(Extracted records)
────────────────────────────────────────
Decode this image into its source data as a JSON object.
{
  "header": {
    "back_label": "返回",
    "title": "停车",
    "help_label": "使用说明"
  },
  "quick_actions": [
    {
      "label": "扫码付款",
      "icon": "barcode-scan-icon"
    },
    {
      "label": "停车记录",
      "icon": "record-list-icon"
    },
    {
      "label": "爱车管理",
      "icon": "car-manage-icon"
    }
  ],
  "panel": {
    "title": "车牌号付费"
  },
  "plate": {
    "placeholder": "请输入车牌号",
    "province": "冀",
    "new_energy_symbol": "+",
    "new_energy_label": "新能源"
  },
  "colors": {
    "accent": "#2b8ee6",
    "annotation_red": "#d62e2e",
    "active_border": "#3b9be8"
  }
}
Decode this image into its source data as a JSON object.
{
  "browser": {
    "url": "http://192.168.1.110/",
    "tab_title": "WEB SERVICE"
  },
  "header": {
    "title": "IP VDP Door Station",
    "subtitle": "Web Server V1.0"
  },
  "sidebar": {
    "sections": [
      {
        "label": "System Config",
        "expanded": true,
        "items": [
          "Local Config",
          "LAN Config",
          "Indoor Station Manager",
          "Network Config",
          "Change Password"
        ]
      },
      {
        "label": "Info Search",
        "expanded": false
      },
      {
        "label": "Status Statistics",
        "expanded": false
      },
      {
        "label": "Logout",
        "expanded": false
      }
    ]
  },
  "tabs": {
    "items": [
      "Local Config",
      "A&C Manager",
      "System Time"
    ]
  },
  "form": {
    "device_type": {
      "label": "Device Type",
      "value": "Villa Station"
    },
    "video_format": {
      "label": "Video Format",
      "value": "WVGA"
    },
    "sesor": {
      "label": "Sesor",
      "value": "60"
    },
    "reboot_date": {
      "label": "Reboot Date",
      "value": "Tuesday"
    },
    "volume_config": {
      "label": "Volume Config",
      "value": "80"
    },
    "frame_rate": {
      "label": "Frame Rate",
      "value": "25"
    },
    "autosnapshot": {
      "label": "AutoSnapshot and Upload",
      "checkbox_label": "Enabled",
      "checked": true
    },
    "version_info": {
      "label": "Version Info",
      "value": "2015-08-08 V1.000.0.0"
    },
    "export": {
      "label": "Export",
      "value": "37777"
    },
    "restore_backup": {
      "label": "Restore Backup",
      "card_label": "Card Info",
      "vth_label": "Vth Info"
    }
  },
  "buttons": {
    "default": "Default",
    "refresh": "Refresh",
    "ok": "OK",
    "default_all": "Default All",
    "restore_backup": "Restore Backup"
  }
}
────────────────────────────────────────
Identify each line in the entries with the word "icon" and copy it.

**Task answer:**
      "icon": "barcode-scan-icon"
      "icon": "record-list-icon"
      "icon": "car-manage-icon"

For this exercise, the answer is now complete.